▸ **What the task requires**
Filter these entries so that only lines with the word "verified" remain.

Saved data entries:
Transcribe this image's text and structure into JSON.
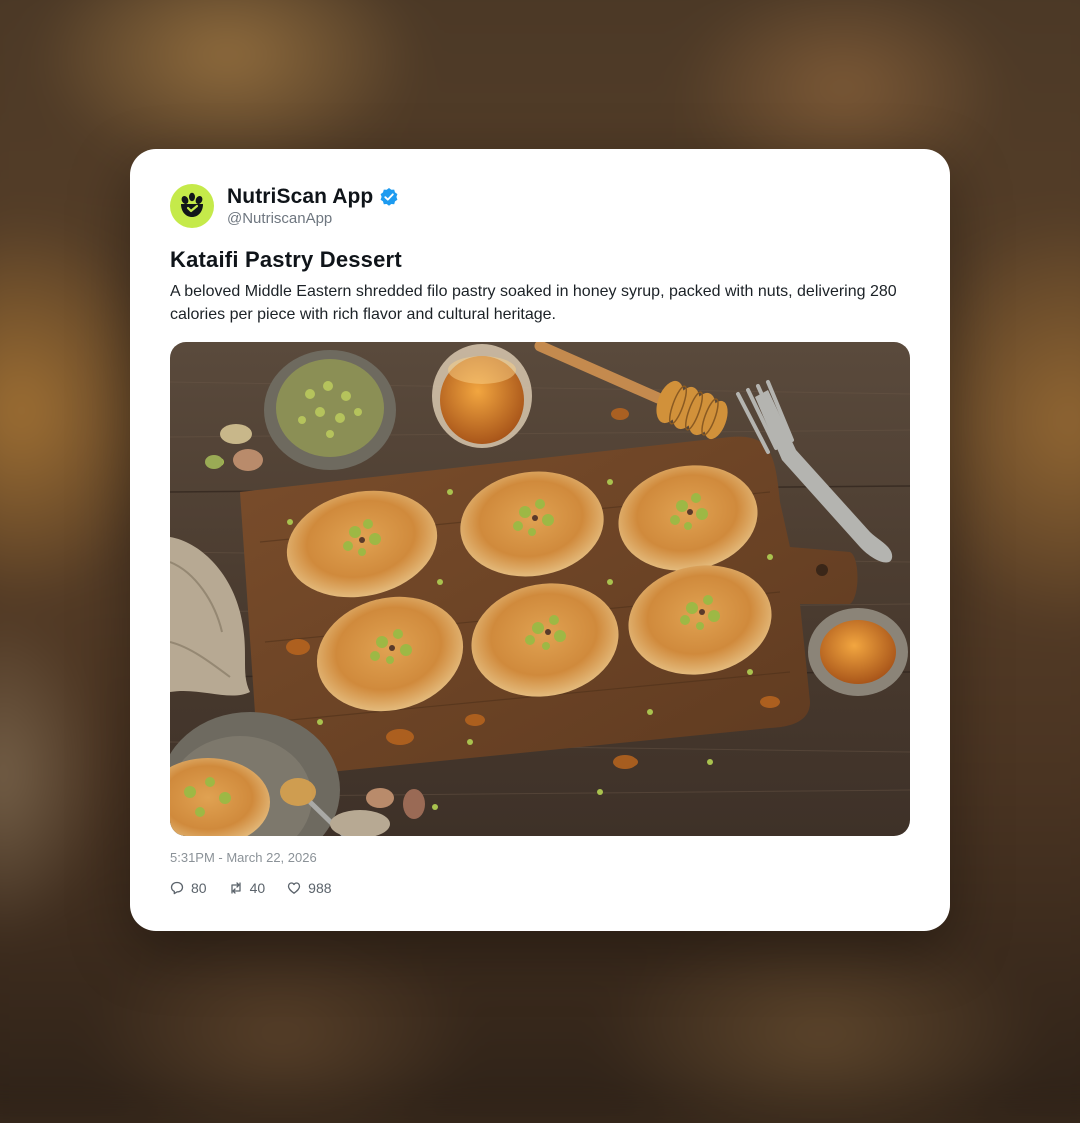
{
  "account": {
    "name": "NutriScan App",
    "handle": "@NutriscanApp",
    "verified": true,
    "avatar_icon": "nutriscan-logo-icon",
    "avatar_color": "#c5ea4a"
  },
  "post": {
    "title": "Kataifi Pastry Dessert",
    "description": "A beloved Middle Eastern shredded filo pastry soaked in honey syrup, packed with nuts, delivering 280 calories per piece with rich flavor and cultural heritage.",
    "timestamp": "5:31PM - March 22, 2026",
    "image_icon": "kataifi-pastry-photo"
  },
  "stats": {
    "replies": "80",
    "reposts": "40",
    "likes": "988"
  },
  "icons": {
    "verified": "verified-badge-icon",
    "reply": "reply-icon",
    "repost": "repost-icon",
    "like": "heart-icon"
  },
  "colors": {
    "verified": "#1d9bf0",
    "card_bg": "#ffffff",
    "text_primary": "#0f1419",
    "text_secondary": "#6f7780"
  }
}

▸ **Exercise result**
    "verified": true,
    "verified": "verified-badge-icon",
    "verified": "#1d9bf0",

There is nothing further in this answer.